The following story sounds a little fantastic but anyway it seems that when a Tokyo streetcar passed in front of the imperial palace and the conductor called for the customary reverence, one of the passengers clasped his hands and cried out:
“O Tenno, save your people, have mercy on your people!” Half of the passengers in the crowded tram snickered or laughed out loud. The others didn’t dare.
Our apartment, neighbor brought our bread and cigarette rations himself today. The apartment employees in charge of our rations have threatened to quit if they have to continue delivering the stuff to every individual apartment. From now on a representative of every floor will call at the downstairs office and distribute the rations to his neighbors. Still it will be more convenient than lining up for every item at the neighborhood distribution centers. On behalf of his German friends, our neighbor was also trying to work up an organized protest against the present light controls in the apartment house. Every time even a precautionary alarm is sounded the apartment management pulls the main switch and plunges everyone into total darkness. Apart from the fact that it makes both work and entertainment impossible, sometimes for hours on end, it is exasperating because it seems so unnecessary. No other building in Tokyo does it; the usual shaded lights and leak-proof black curtains are sufficient for the purposes of the law. But the neighborhood association officials in the apartment house have proved obdurate against all reason; no amount of promises that the most rigid, precautions against leakage would be taken have been able to move them. And so we will continue to grope in total darkness or go to bed everytime even one plane approaches Tokyo. Behind it all is panic; the apartment house is a landmark on Kudan hill and the military offices nearby feel extremely uneasy. Also, a certain amount of class prejudice has entered the picture: the neighbors have a grudge against the “aristocrats” in the luxury apartments that tower above their houses.

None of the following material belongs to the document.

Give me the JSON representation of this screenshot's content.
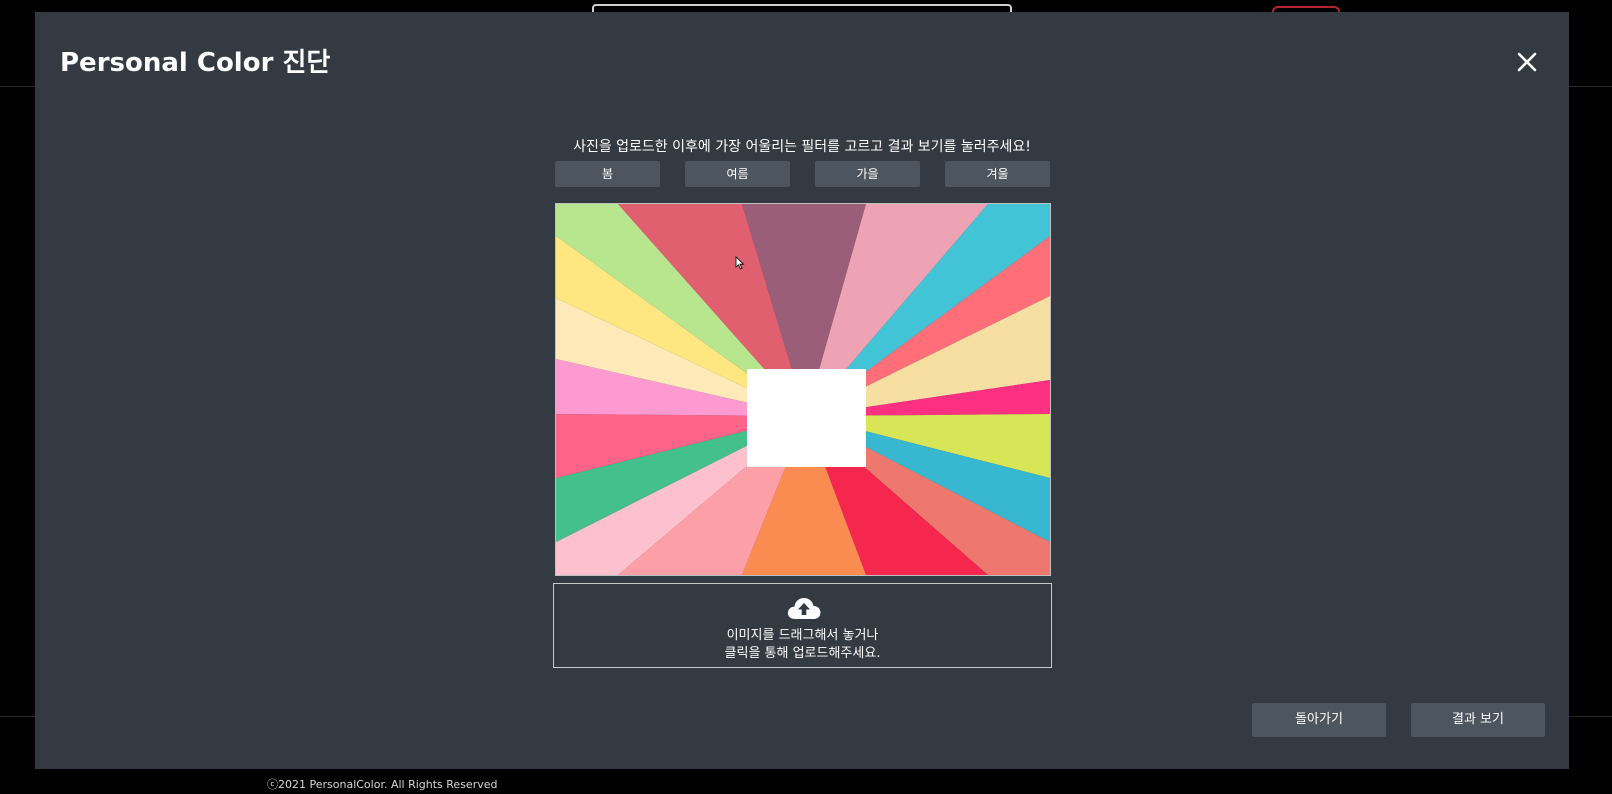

Before he left our neighbor told some entertaining stories about his boys. Both tend to disappear during air-raids. One day he found them on the exposed roof, calmly drawing a bead on a B-29 with their toy machinegun.